The first thing we do is define our set of variables. We have the $resourceGroupName of our VM, our $vmName, the name we’d like to call the script stored in $extensionName, the $location of our VM, the $storageAccountName and $containerName where our script lives, and finally the script name itself.
Next all we need to do is deploy the Custom Script Extension using these values with an Azure PowerShell cmdlet called “Set-AzureRmVMCustomScriptExtension.” We’ve filled out the values using the variables we’ve defined above, but we also have an optional parameter called “Run” which we used to specify the actual command-line to use. This means that we could have passed different arguments to the command as specified by the “Run” parameter. Also know that the Set-AzureRmVMCustomScriptExtension has another ParameterSet that allows you to use a “-FileURI” parameter as opposed to “-FileName” which let’s you pull scripts from anywhere on the internet including a GitHub repo which is backed by source control. Let’s run this now.
Great! We have a success message from our PowerShell window. We may also Get the status of any deployed extension by calling “Get-AzureRmVmExtension” like so. Let’s also take a look in the Portal under Extensions and we see our new Custom Extension named “InitializeDiskScript” is successfully deployed. We can also use the dropdown menu to remove or uninstall this extension at any time or use the Remove-AzureRmVMExtension cmdlet.
Let’s hop on over to our VM to see if our InitializeDataDisk script did what we wanted.

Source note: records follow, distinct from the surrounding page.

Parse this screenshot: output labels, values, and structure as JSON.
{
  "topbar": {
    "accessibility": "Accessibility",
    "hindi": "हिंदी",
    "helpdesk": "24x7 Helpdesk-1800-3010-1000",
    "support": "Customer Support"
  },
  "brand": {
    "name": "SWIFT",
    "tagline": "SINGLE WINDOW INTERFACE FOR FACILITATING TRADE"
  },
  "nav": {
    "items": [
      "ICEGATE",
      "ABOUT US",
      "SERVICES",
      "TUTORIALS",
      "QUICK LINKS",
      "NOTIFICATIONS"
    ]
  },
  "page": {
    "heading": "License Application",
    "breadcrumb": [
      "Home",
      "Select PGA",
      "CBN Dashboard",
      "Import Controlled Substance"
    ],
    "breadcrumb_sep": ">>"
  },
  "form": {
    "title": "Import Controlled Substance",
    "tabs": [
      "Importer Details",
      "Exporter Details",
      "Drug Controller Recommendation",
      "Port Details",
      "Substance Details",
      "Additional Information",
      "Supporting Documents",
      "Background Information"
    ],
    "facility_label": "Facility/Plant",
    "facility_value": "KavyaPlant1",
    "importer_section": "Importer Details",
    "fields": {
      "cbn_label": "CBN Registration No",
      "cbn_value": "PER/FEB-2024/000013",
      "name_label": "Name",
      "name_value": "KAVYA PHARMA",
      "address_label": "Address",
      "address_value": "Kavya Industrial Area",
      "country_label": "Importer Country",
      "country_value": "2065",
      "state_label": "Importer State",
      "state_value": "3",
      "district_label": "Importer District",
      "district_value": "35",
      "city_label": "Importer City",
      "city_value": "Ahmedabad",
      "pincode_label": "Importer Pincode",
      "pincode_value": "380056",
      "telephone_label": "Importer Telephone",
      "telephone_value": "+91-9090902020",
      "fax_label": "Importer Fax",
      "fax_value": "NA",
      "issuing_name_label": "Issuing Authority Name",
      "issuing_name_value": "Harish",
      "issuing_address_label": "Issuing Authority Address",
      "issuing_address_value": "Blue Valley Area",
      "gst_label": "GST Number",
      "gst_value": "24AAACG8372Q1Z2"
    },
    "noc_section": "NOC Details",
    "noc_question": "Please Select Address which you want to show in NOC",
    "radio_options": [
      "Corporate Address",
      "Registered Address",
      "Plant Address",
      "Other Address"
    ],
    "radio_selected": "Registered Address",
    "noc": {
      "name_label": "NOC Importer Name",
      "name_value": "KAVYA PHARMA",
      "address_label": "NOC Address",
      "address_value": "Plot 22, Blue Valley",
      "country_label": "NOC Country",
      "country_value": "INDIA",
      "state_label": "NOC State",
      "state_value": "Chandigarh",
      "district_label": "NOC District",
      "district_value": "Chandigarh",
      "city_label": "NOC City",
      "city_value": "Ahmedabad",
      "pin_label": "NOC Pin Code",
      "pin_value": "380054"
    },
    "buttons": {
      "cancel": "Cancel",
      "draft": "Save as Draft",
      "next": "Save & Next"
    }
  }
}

Let’s open up Disk Manager. And there we are, we have an initialized data disk on Volume F ready to use. Also in Server Manager when we can see that we have a new Storage Pool and Virtual Disk called DataDisk. And finally, opening up file explorer shows our new F:\ Drive.
Just like the DSC Extension, the VM Custom Extension stores log files in C:\WindowsAzure\Logs\Plugins\Microsoft.Compute.CustomScriptExtension). In the CustomScriptHandler file we can see the extension downloading the PowerShell script and executing it successfully. It even set the proper PowerShell ExecutionPolicy to Unrestricted for us to run our script file. Also, the extension downloads our script locally to the machine which is stored at C:\Packages\Plugins\Microsoft.Compute.CustomScriptExtensions\<version>\Downloads folder.
This concludes our demo. If you’ve made it this far, congratulations! You now have a very good understanding of Configuration Management in Azure as well as Implementing and deploying VM Extensions. We’ve spent a fair amount of time back and forth between the Azure Portal and PowerShell, so rest assured you have a very well-rounded view of how these Azure features and components work.
About the Author
Chris has over 15 years of experience working with top IT Enterprise businesses. Having worked at Google helping to launch Gmail, YouTube, Maps and more and most recently at Microsoft working directly with Microsoft Azure for both Commercial and Public Sectors, Chris brings a wealth of knowledge and experience to the team in architecting complex solutions and advanced troubleshooting techniques. He holds several Microsoft Certifications including Azure Certifications.
In his spare time, Chris enjoys movies, gaming, outdoor activities, and Brazilian Jiu-Jitsu.